Problem details
Look through the entries below, please, and copy every line with the word "NewEmptyWidget".

_____

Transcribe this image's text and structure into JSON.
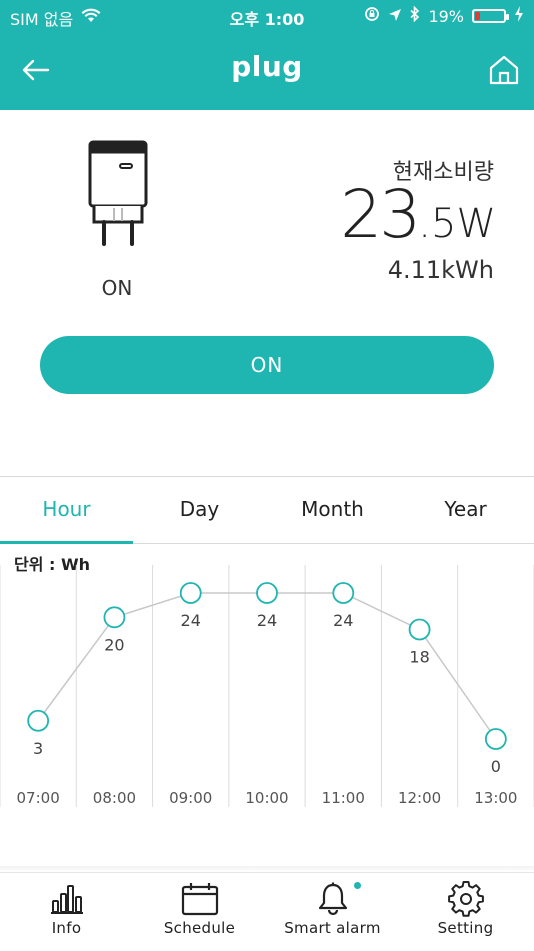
{
  "status_bar": {
    "carrier": "SIM 없음",
    "time": "오후 1:00",
    "battery": "19%",
    "battery_level": 0.19
  },
  "app_bar": {
    "title": "plug"
  },
  "device": {
    "state": "ON",
    "power_label": "현재소비량",
    "power_int": "23",
    "power_frac": ".5W",
    "energy": "4.11kWh",
    "toggle_label": "ON"
  },
  "tabs": [
    {
      "label": "Hour",
      "active": true
    },
    {
      "label": "Day",
      "active": false
    },
    {
      "label": "Month",
      "active": false
    },
    {
      "label": "Year",
      "active": false
    }
  ],
  "chart_data": {
    "type": "line",
    "unit_label": "단위 : Wh",
    "x": [
      "07:00",
      "08:00",
      "09:00",
      "10:00",
      "11:00",
      "12:00",
      "13:00"
    ],
    "values": [
      3,
      20,
      24,
      24,
      24,
      18,
      0
    ],
    "ylim": [
      0,
      24
    ],
    "color": "#1fb5b1",
    "line_color": "#c8c8c8"
  },
  "tabbar": {
    "items": [
      {
        "label": "Info",
        "icon": "bar-chart-icon"
      },
      {
        "label": "Schedule",
        "icon": "calendar-icon"
      },
      {
        "label": "Smart alarm",
        "icon": "bell-icon"
      },
      {
        "label": "Setting",
        "icon": "gear-icon"
      }
    ]
  },
  "colors": {
    "accent": "#1fb5b1",
    "battery_low": "#e53935"
  }
}
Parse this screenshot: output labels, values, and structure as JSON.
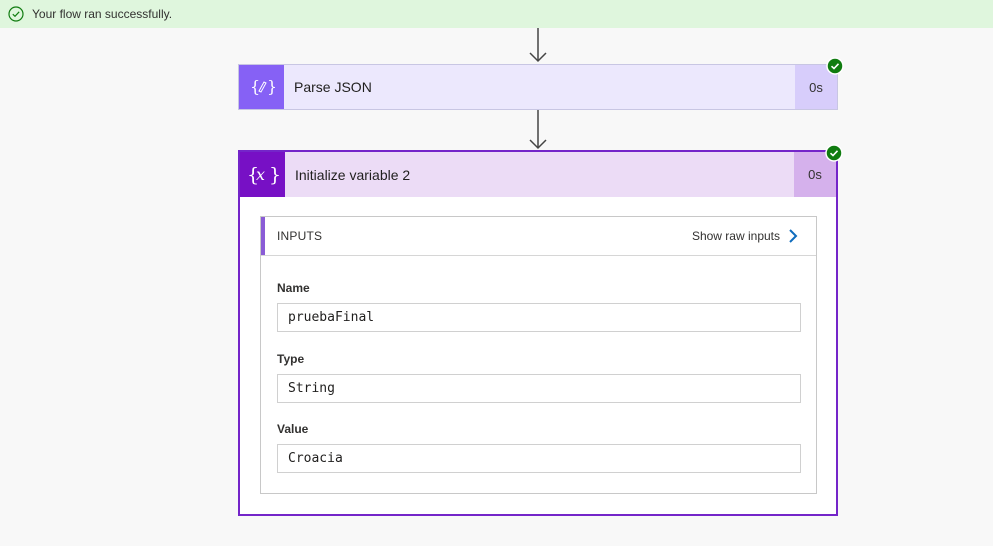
{
  "banner": {
    "message": "Your flow ran successfully."
  },
  "steps": [
    {
      "title": "Parse JSON",
      "duration": "0s",
      "icon": "parse-json-icon",
      "status": "succeeded"
    },
    {
      "title": "Initialize variable 2",
      "duration": "0s",
      "icon": "variable-icon",
      "status": "succeeded"
    }
  ],
  "inputs": {
    "header": "INPUTS",
    "show_raw_label": "Show raw inputs",
    "fields": [
      {
        "label": "Name",
        "value": "pruebaFinal"
      },
      {
        "label": "Type",
        "value": "String"
      },
      {
        "label": "Value",
        "value": "Croacia"
      }
    ]
  },
  "colors": {
    "success": "#107c10",
    "banner_bg": "#dff6dd",
    "parse_json_accent": "#8661f5",
    "variable_accent": "#7710c5"
  }
}
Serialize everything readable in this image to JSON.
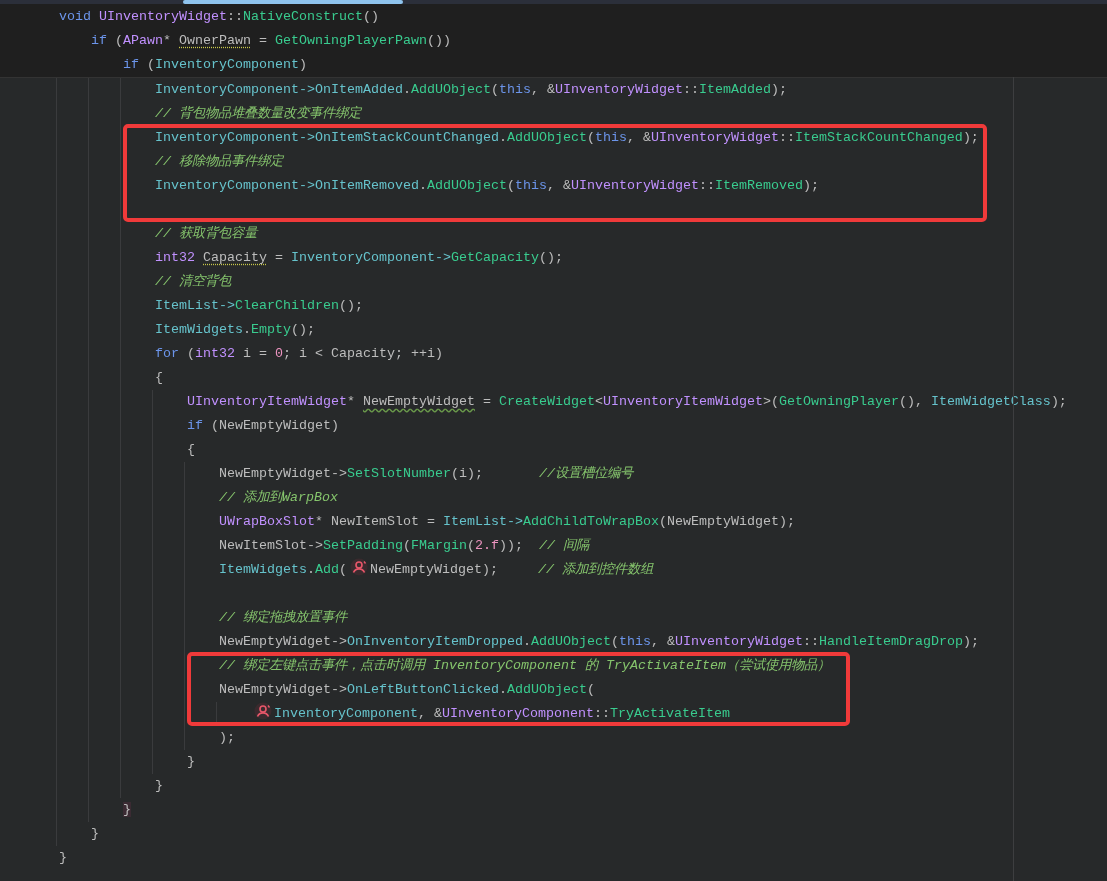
{
  "editor": {
    "lines": [
      {
        "pinned": true,
        "tokens": [
          {
            "kind": "kw",
            "text": "void "
          },
          {
            "kind": "type",
            "text": "UInventoryWidget"
          },
          {
            "kind": "plain",
            "text": "::"
          },
          {
            "kind": "fn",
            "text": "NativeConstruct"
          },
          {
            "kind": "plain",
            "text": "()"
          }
        ],
        "children": [
          {
            "pinned": true,
            "tokens": [
              {
                "kind": "kw",
                "text": "if"
              },
              {
                "kind": "plain",
                "text": " ("
              },
              {
                "kind": "type",
                "text": "APawn"
              },
              {
                "kind": "plain",
                "text": "* "
              },
              {
                "kind": "plain",
                "text": "OwnerPawn",
                "dotted_underline": true
              },
              {
                "kind": "plain",
                "text": " = "
              },
              {
                "kind": "fn",
                "text": "GetOwningPlayerPawn"
              },
              {
                "kind": "plain",
                "text": "())"
              }
            ],
            "children": [
              {
                "pinned": true,
                "tokens": [
                  {
                    "kind": "kw",
                    "text": "if"
                  },
                  {
                    "kind": "plain",
                    "text": " ("
                  },
                  {
                    "kind": "field",
                    "text": "InventoryComponent"
                  },
                  {
                    "kind": "plain",
                    "text": ")"
                  }
                ],
                "children": [
                  {
                    "tokens": [
                      {
                        "kind": "field",
                        "text": "InventoryComponent->OnItemAdded"
                      },
                      {
                        "kind": "plain",
                        "text": "."
                      },
                      {
                        "kind": "fn",
                        "text": "AddUObject"
                      },
                      {
                        "kind": "plain",
                        "text": "("
                      },
                      {
                        "kind": "kw",
                        "text": "this"
                      },
                      {
                        "kind": "plain",
                        "text": ", &"
                      },
                      {
                        "kind": "type",
                        "text": "UInventoryWidget"
                      },
                      {
                        "kind": "plain",
                        "text": "::"
                      },
                      {
                        "kind": "fn",
                        "text": "ItemAdded"
                      },
                      {
                        "kind": "plain",
                        "text": ");"
                      }
                    ]
                  },
                  {
                    "tokens": [
                      {
                        "kind": "comment",
                        "text": "// 背包物品堆叠数量改变事件绑定"
                      }
                    ]
                  },
                  {
                    "in_box": true,
                    "tokens": [
                      {
                        "kind": "field",
                        "text": "InventoryComponent->OnItemStackCountChanged"
                      },
                      {
                        "kind": "plain",
                        "text": "."
                      },
                      {
                        "kind": "fn",
                        "text": "AddUObject"
                      },
                      {
                        "kind": "plain",
                        "text": "("
                      },
                      {
                        "kind": "kw",
                        "text": "this"
                      },
                      {
                        "kind": "plain",
                        "text": ", &"
                      },
                      {
                        "kind": "type",
                        "text": "UInventoryWidget"
                      },
                      {
                        "kind": "plain",
                        "text": "::"
                      },
                      {
                        "kind": "fn",
                        "text": "ItemStackCountChanged"
                      },
                      {
                        "kind": "plain",
                        "text": ");"
                      }
                    ]
                  },
                  {
                    "in_box": true,
                    "tokens": [
                      {
                        "kind": "comment",
                        "text": "// 移除物品事件绑定"
                      }
                    ]
                  },
                  {
                    "in_box": true,
                    "tokens": [
                      {
                        "kind": "field",
                        "text": "InventoryComponent->OnItemRemoved"
                      },
                      {
                        "kind": "plain",
                        "text": "."
                      },
                      {
                        "kind": "fn",
                        "text": "AddUObject"
                      },
                      {
                        "kind": "plain",
                        "text": "("
                      },
                      {
                        "kind": "kw",
                        "text": "this"
                      },
                      {
                        "kind": "plain",
                        "text": ", &"
                      },
                      {
                        "kind": "type",
                        "text": "UInventoryWidget"
                      },
                      {
                        "kind": "plain",
                        "text": "::"
                      },
                      {
                        "kind": "fn",
                        "text": "ItemRemoved"
                      },
                      {
                        "kind": "plain",
                        "text": ");"
                      }
                    ]
                  },
                  {
                    "in_box": true,
                    "blank": true
                  },
                  {
                    "tokens": [
                      {
                        "kind": "comment",
                        "text": "// 获取背包容量"
                      }
                    ]
                  },
                  {
                    "tokens": [
                      {
                        "kind": "type",
                        "text": "int32 "
                      },
                      {
                        "kind": "plain",
                        "text": "Capacity",
                        "dotted_underline": true
                      },
                      {
                        "kind": "plain",
                        "text": " = "
                      },
                      {
                        "kind": "field",
                        "text": "InventoryComponent->"
                      },
                      {
                        "kind": "fn",
                        "text": "GetCapacity"
                      },
                      {
                        "kind": "plain",
                        "text": "();"
                      }
                    ]
                  },
                  {
                    "tokens": [
                      {
                        "kind": "comment",
                        "text": "// 清空背包"
                      }
                    ]
                  },
                  {
                    "tokens": [
                      {
                        "kind": "field",
                        "text": "ItemList->"
                      },
                      {
                        "kind": "fn",
                        "text": "ClearChildren"
                      },
                      {
                        "kind": "plain",
                        "text": "();"
                      }
                    ]
                  },
                  {
                    "tokens": [
                      {
                        "kind": "field",
                        "text": "ItemWidgets"
                      },
                      {
                        "kind": "plain",
                        "text": "."
                      },
                      {
                        "kind": "fn",
                        "text": "Empty"
                      },
                      {
                        "kind": "plain",
                        "text": "();"
                      }
                    ]
                  },
                  {
                    "tokens": [
                      {
                        "kind": "kw",
                        "text": "for"
                      },
                      {
                        "kind": "plain",
                        "text": " ("
                      },
                      {
                        "kind": "type",
                        "text": "int32"
                      },
                      {
                        "kind": "plain",
                        "text": " i = "
                      },
                      {
                        "kind": "num",
                        "text": "0"
                      },
                      {
                        "kind": "plain",
                        "text": "; i < Capacity; ++i)"
                      }
                    ]
                  },
                  {
                    "tokens": [
                      {
                        "kind": "plain",
                        "text": "{"
                      }
                    ],
                    "children": [
                      {
                        "tokens": [
                          {
                            "kind": "type",
                            "text": "UInventoryItemWidget"
                          },
                          {
                            "kind": "plain",
                            "text": "* "
                          },
                          {
                            "kind": "plain",
                            "text": "NewEmptyWidget",
                            "wavy_underline": true
                          },
                          {
                            "kind": "plain",
                            "text": " = "
                          },
                          {
                            "kind": "fn",
                            "text": "CreateWidget"
                          },
                          {
                            "kind": "plain",
                            "text": "<"
                          },
                          {
                            "kind": "type",
                            "text": "UInventoryItemWidget"
                          },
                          {
                            "kind": "plain",
                            "text": ">("
                          },
                          {
                            "kind": "fn",
                            "text": "GetOwningPlayer"
                          },
                          {
                            "kind": "plain",
                            "text": "(), "
                          },
                          {
                            "kind": "field",
                            "text": "ItemWidgetClass"
                          },
                          {
                            "kind": "plain",
                            "text": ");"
                          }
                        ]
                      },
                      {
                        "tokens": [
                          {
                            "kind": "kw",
                            "text": "if"
                          },
                          {
                            "kind": "plain",
                            "text": " (NewEmptyWidget)"
                          }
                        ]
                      },
                      {
                        "tokens": [
                          {
                            "kind": "plain",
                            "text": "{"
                          }
                        ],
                        "children": [
                          {
                            "tokens": [
                              {
                                "kind": "plain",
                                "text": "NewEmptyWidget->"
                              },
                              {
                                "kind": "fn",
                                "text": "SetSlotNumber"
                              },
                              {
                                "kind": "plain",
                                "text": "(i);       "
                              },
                              {
                                "kind": "comment",
                                "text": "//设置槽位编号"
                              }
                            ]
                          },
                          {
                            "tokens": [
                              {
                                "kind": "comment",
                                "text": "// 添加到WarpBox"
                              }
                            ]
                          },
                          {
                            "tokens": [
                              {
                                "kind": "type",
                                "text": "UWrapBoxSlot"
                              },
                              {
                                "kind": "plain",
                                "text": "* NewItemSlot = "
                              },
                              {
                                "kind": "field",
                                "text": "ItemList->"
                              },
                              {
                                "kind": "fn",
                                "text": "AddChildToWrapBox"
                              },
                              {
                                "kind": "plain",
                                "text": "(NewEmptyWidget);"
                              }
                            ]
                          },
                          {
                            "tokens": [
                              {
                                "kind": "plain",
                                "text": "NewItemSlot->"
                              },
                              {
                                "kind": "fn",
                                "text": "SetPadding"
                              },
                              {
                                "kind": "plain",
                                "text": "("
                              },
                              {
                                "kind": "fn",
                                "text": "FMargin"
                              },
                              {
                                "kind": "plain",
                                "text": "("
                              },
                              {
                                "kind": "num",
                                "text": "2.f"
                              },
                              {
                                "kind": "plain",
                                "text": "));  "
                              },
                              {
                                "kind": "comment",
                                "text": "// 间隔"
                              }
                            ]
                          },
                          {
                            "tokens": [
                              {
                                "kind": "field",
                                "text": "ItemWidgets"
                              },
                              {
                                "kind": "plain",
                                "text": "."
                              },
                              {
                                "kind": "fn",
                                "text": "Add"
                              },
                              {
                                "kind": "plain",
                                "text": "("
                              },
                              {
                                "kind": "hint-icon"
                              },
                              {
                                "kind": "plain",
                                "text": "NewEmptyWidget);     "
                              },
                              {
                                "kind": "comment",
                                "text": "// 添加到控件数组"
                              }
                            ]
                          },
                          {
                            "blank": true
                          },
                          {
                            "tokens": [
                              {
                                "kind": "comment",
                                "text": "// 绑定拖拽放置事件"
                              }
                            ]
                          },
                          {
                            "tokens": [
                              {
                                "kind": "plain",
                                "text": "NewEmptyWidget->"
                              },
                              {
                                "kind": "field",
                                "text": "OnInventoryItemDropped"
                              },
                              {
                                "kind": "plain",
                                "text": "."
                              },
                              {
                                "kind": "fn",
                                "text": "AddUObject"
                              },
                              {
                                "kind": "plain",
                                "text": "("
                              },
                              {
                                "kind": "kw",
                                "text": "this"
                              },
                              {
                                "kind": "plain",
                                "text": ", &"
                              },
                              {
                                "kind": "type",
                                "text": "UInventoryWidget"
                              },
                              {
                                "kind": "plain",
                                "text": "::"
                              },
                              {
                                "kind": "fn",
                                "text": "HandleItemDragDrop"
                              },
                              {
                                "kind": "plain",
                                "text": ");"
                              }
                            ]
                          },
                          {
                            "in_box": true,
                            "tokens": [
                              {
                                "kind": "comment",
                                "text": "// 绑定左键点击事件，点击时调用 InventoryComponent 的 TryActivateItem（尝试使用物品）"
                              }
                            ]
                          },
                          {
                            "in_box": true,
                            "tokens": [
                              {
                                "kind": "plain",
                                "text": "NewEmptyWidget->"
                              },
                              {
                                "kind": "field",
                                "text": "OnLeftButtonClicked"
                              },
                              {
                                "kind": "plain",
                                "text": "."
                              },
                              {
                                "kind": "fn",
                                "text": "AddUObject"
                              },
                              {
                                "kind": "plain",
                                "text": "("
                              }
                            ],
                            "children": [
                              {
                                "in_box": true,
                                "tokens": [
                                  {
                                    "kind": "hint-icon"
                                  },
                                  {
                                    "kind": "field",
                                    "text": "InventoryComponent"
                                  },
                                  {
                                    "kind": "plain",
                                    "text": ", &"
                                  },
                                  {
                                    "kind": "type",
                                    "text": "UInventoryComponent"
                                  },
                                  {
                                    "kind": "plain",
                                    "text": "::"
                                  },
                                  {
                                    "kind": "fn",
                                    "text": "TryActivateItem"
                                  }
                                ]
                              }
                            ]
                          },
                          {
                            "tokens": [
                              {
                                "kind": "plain",
                                "text": ");"
                              }
                            ]
                          }
                        ]
                      },
                      {
                        "tokens": [
                          {
                            "kind": "plain",
                            "text": "}"
                          }
                        ]
                      }
                    ]
                  },
                  {
                    "tokens": [
                      {
                        "kind": "plain",
                        "text": "}"
                      }
                    ]
                  }
                ]
              },
              {
                "tokens": [
                  {
                    "kind": "plain",
                    "text": "}",
                    "matched": true
                  }
                ]
              }
            ]
          },
          {
            "tokens": [
              {
                "kind": "plain",
                "text": "}"
              }
            ]
          }
        ]
      },
      {
        "tokens": [
          {
            "kind": "plain",
            "text": "}"
          }
        ]
      }
    ]
  }
}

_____

Completed exercise
                            "text": "NewEmptyWidget",
                            "text": " (NewEmptyWidget)"
                                "text": "NewEmptyWidget->"
                                "text": "(NewEmptyWidget);"
                                "text": "NewEmptyWidget);     "
                                "text": "NewEmptyWidget->"
                                "text": "NewEmptyWidget->"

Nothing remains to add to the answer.